NIH names Dr. Gary H. Gibbons director of the National Heart, Lung, and Blood Institute
Preeminent clinician-scientist and cardiologist takes the helm at the NHLBI
NHLBI Acting Director Dr. Susan Shurin, NIH Director Dr. Francis Collins, and the selected new NHLBI director, Dr. Gary Gibbons
National Institutes of Health Director Francis S. Collins, M.D., Ph.D., announced today the selection of Gary H. Gibbons, M.D., as the new director of the NIH’s National Heart, Lung, and Blood Institute (NHLBI). Dr. Gibbons is the founder and current director of the Cardiovascular Research Institute, chairperson of the Department of Physiology, and professor of physiology and medicine at the Morehouse School of Medicine in Atlanta. He expects to start his new position in the summer of 2012.
Gibbons’ institute at Morehouse is recognized for its discovery science related to cardiovascular health of minority populations. His laboratory is focused on discovering novel mediators of vascular disease.

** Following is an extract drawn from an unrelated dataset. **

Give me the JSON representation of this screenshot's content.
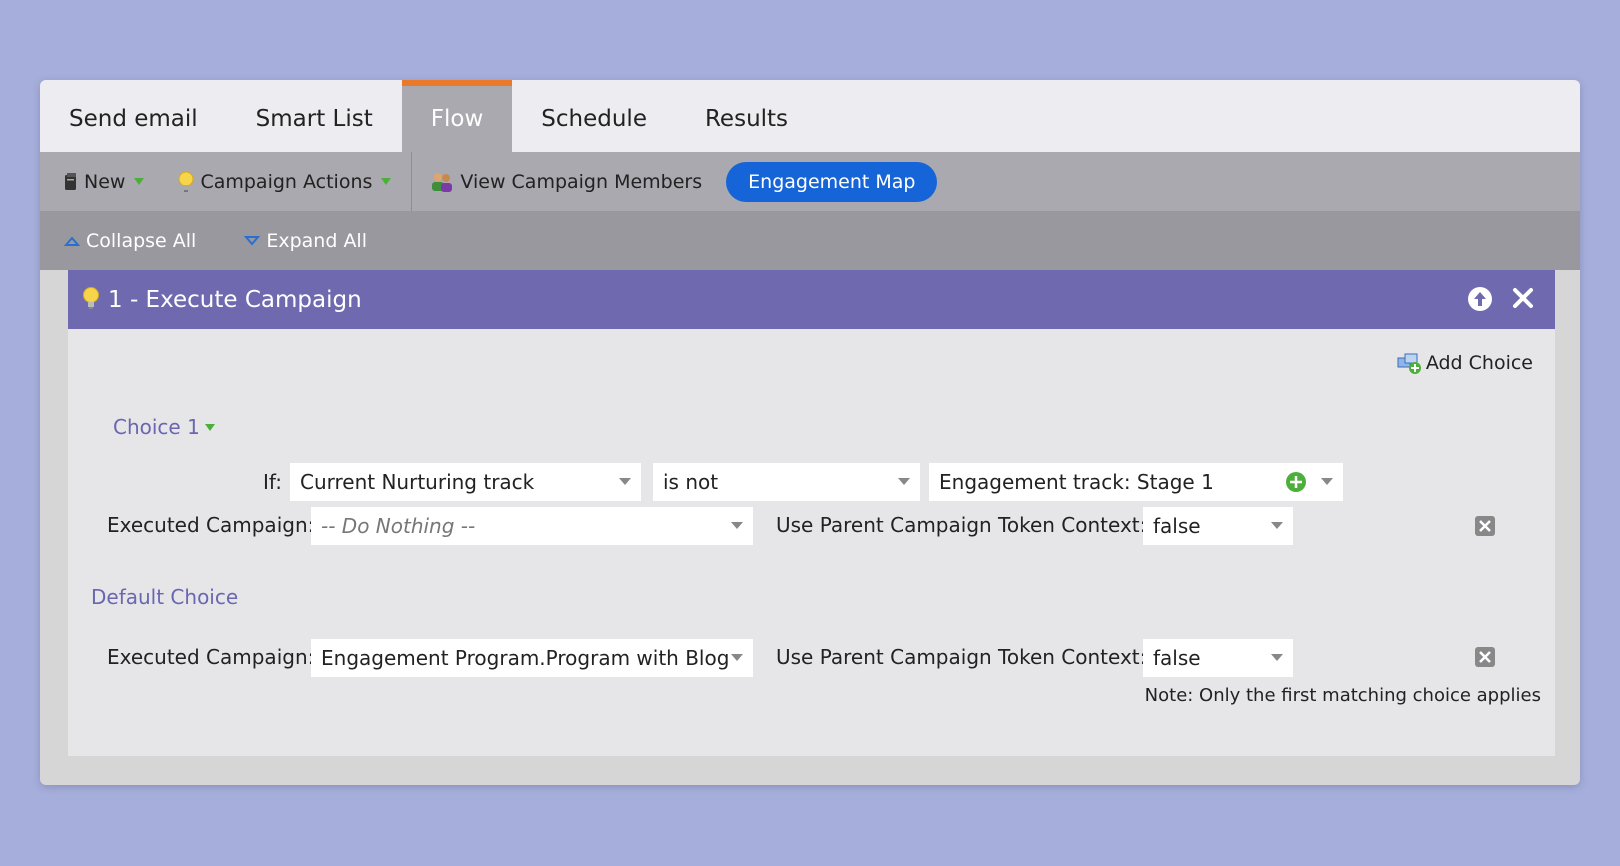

His program involves collaborative efforts to study the functional significance of genomic variation and changes in gene activities due to ‘epigenetic’ modifications of DNA that do not involve a change in the genetic code, as factors that enhance the susceptibility to cardiovascular disease.
“It is my sincere pleasure to welcome Dr. Gibbons to the NIH team,” said Collins. “His extraordinary scientific skills, tremendous energy and bold vision will be an asset to NHLBI and NIH.” Susan B. Shurin, M.D., will continue as acting director of NHLBI until Gibbons joins, at which point she will resume her role as the institute’s deputy director. “I want to extend my deep gratitude to Susan for her strong leadership in this role,” added Collins.

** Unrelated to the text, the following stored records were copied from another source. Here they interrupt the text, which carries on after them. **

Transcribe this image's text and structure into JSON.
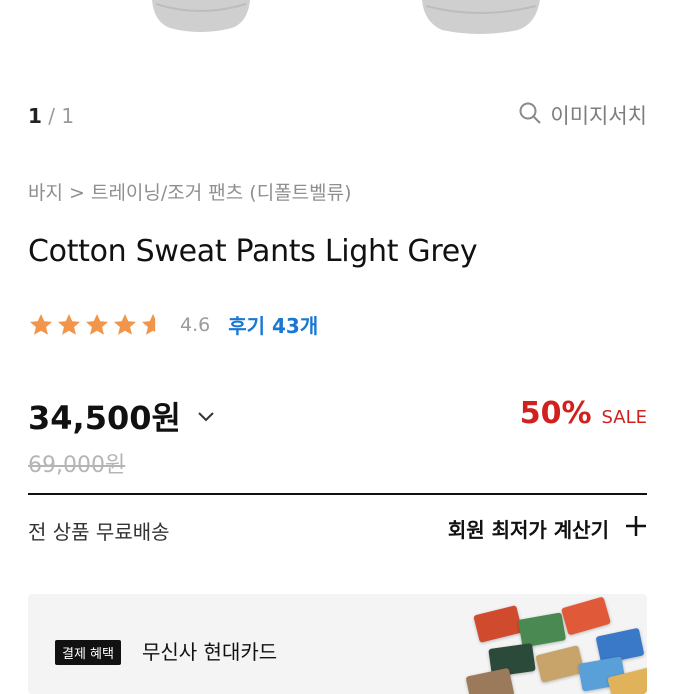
{
  "gallery": {
    "current": "1",
    "separator": " / ",
    "total": "1",
    "image_search_label": "이미지서치"
  },
  "product": {
    "breadcrumb": "바지 > 트레이닝/조거 팬츠 (디폴트벨류)",
    "title": "Cotton Sweat Pants Light Grey",
    "rating": 4.6,
    "rating_text": "4.6",
    "reviews_label": "후기 43개",
    "price": "34,500원",
    "original_price": "69,000원",
    "discount_percent": "50%",
    "sale_label": "SALE"
  },
  "shipping": {
    "label": "전 상품 무료배송"
  },
  "member_calc": {
    "label": "회원 최저가 계산기"
  },
  "benefit_banner": {
    "badge": "결제 혜택",
    "card_name": "무신사 현대카드"
  },
  "colors": {
    "star": "#f0954a",
    "review_link": "#1a77d2",
    "discount": "#d0211f",
    "banner_bg": "#f4f4f4"
  }
}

Gibbons will oversee the third largest institute at the NIH, with an annual budget of more than $3 billion and a staff of 917 federal employees. Gibbons will also direct his own lab at the NIH, focusing on predictive health and genomic medicine in minority populations. The NHLBI provides global leadership for research, training, and education programs to promote the prevention and treatment of heart, lung, and blood diseases and enhance the health of all individuals so that they can live longer and more fulfilling lives.
“It’s an honor to join the NIH and lead the Heart, Lung, and Blood Institute,” said Gibbons. “The globally recognized research and training supported by the NHLBI continues to advance biomedical knowledge in fields related to heart, lung, and blood diseases. I look forward to working with the institute staff and with the many researchers supported by the Institute to foster multidisciplinary approaches to improve disease prevention, diagnosis, and treatment that will advance the health of all Americans.”
Gibbons has served as a member of the National Heart, Lung, and Blood Advisory Council (NHLBAC) since 2009, a position he resigned after being selected to be director of the NHLBI. He was also a member of the NHLBI Board of Extramural Experts, a working group of the NHLBAC. Gibbons has received 15 NHLBI-supported grants since 1997.
Under his leadership of the Cardiovascular Research Institute at the Morehouse School of Medicine, Gibbons directed NIH-supported research in the fields of vascular biology, genomic medicine, and the pathogenesis of vascular diseases. During his tenure, the Cardiovascular Research Institute emerged as a center of excellence, leading the way in discoveries related to the cardiovascular health of minority populations. Gibbons has received several patents for innovations derived from his research in the fields of vascular biology and the pathogenesis of vascular diseases.
Gibbons, who is originally from Philadelphia, earned his undergraduate degree from Princeton University in Princeton, N.J., and graduated magna cum laude from Harvard Medical School in Boston. He completed his residency and cardiology fellowship at the Harvard-affiliated Brigham and Women’s Hospital in Boston. Prior to joining the Morehouse School of Medicine in 1999, Dr. Gibbons was a member of the faculty at Stanford University, in Stanford, Calif., from 1990 until1996, and Harvard Medical School from 1996 until 1999.
Throughout his career, Gibbons has received numerous honors, including election to the Institute of Medicine of the National Academies of Sciences; selection as a Robert Wood Johnson Foundation Minority Faculty Development Fellowship awardee; selection as a Pew Biomedical Scholar by the Pew Charitable Trusts; and recognition as an Established Investigator of the American Heart Association (AHA).
Dr. Gibbons also serves on several editorial boards for journals in cardiovascular medicine, the Juvenile Diabetes Foundation, and the AHA.